The release of Aquemini catapulted OutKast into the stratosphere with the critically-acclaimed ‘Rosa Parks’. This track made them a part of popular culture and at this point there was no denying them as an all time Hip-­Hop group. What’s weird here is that ‘Rosa Parks’ is nowhere near the best track on the album - not by a long shot - let alone in contention for their best song overall. In my opinion, it’s one of their worst. But you know, pop culture or whatever. MY favorite song on the album, ‘Da Art of Storytellin’, Part I’, tells stories of young girls lost to the game and of the real struggle of up-and-coming artists trying to make it. This song is really a movie for me. Every time I hear this song, the lyrics come to life for me. I remember being a little girl hearing this song over and over, and my imagination would run with the lyrics.

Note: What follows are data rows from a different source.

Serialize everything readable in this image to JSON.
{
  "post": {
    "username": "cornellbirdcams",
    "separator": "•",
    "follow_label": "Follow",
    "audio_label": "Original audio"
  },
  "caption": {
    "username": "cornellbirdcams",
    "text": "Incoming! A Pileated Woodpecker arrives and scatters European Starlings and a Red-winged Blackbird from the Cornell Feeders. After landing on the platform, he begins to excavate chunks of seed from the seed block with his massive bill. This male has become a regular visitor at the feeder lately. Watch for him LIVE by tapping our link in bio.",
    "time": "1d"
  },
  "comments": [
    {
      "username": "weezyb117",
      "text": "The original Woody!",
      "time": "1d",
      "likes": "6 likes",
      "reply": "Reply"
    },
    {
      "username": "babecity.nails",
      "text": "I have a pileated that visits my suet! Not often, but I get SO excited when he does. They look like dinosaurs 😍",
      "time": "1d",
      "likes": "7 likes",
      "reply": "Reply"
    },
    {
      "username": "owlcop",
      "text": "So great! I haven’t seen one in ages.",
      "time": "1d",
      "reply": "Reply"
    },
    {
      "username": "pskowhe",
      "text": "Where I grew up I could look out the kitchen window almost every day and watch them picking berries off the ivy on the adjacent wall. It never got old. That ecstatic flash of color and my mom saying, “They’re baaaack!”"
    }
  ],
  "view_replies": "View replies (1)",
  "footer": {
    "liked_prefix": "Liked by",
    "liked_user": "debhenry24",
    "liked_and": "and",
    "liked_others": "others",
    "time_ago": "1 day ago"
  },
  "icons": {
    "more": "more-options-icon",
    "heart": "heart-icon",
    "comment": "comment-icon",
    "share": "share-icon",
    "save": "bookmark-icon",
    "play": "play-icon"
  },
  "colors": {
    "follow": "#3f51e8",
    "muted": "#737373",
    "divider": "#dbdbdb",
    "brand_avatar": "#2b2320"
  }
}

Lastly, this album has ‘Liberation’. This song might be the greatest song of all-time. Hear me out. The piano. The drums. The bassline holding them together oh-so-delicately. Cee­-Lo with the vocals. The poem recited over the beat takes this from being just a Hip­-Hop track to a spoken-word groove at a Jazz club. This mashup of genres in a single Hip-­Hop record is unmatched and you’re not telling me otherwise. NOT TO MENTION Mama Badu gracing the track with her heavenly voice, not mentioning what she’s actually saying about having real friends and how to watch your back while being successful in the game. What makes this record my all-time favorite is knowing that 3000’s verse was written by Mama Badu and it’s what started the love affair that resulted in their first child.


I could break down every single track from OutKast. I could express how 3000’s The Love Below is seriously on Prince’s level or how Speakerboxxx is so slept on that it should be a crime. But I could also break down every single track from ATCQ. I could discuss the intricacies of ATCQ’s slick discussion of fly ladies and ‘Sucka N****s’ all day, but I won’t. You wouldn’t make it to the end of that essay. I want to have a clear winner in my head for my own satisfaction about who is truly the object of my affection here, but as ‘Spottieottiedopaliscious’ blasts through my Beats, the only thing that I’ve concluded is that without ATCQ and OutKast my life would honestly be different and your favorite wouldn’t exist. And that’s real.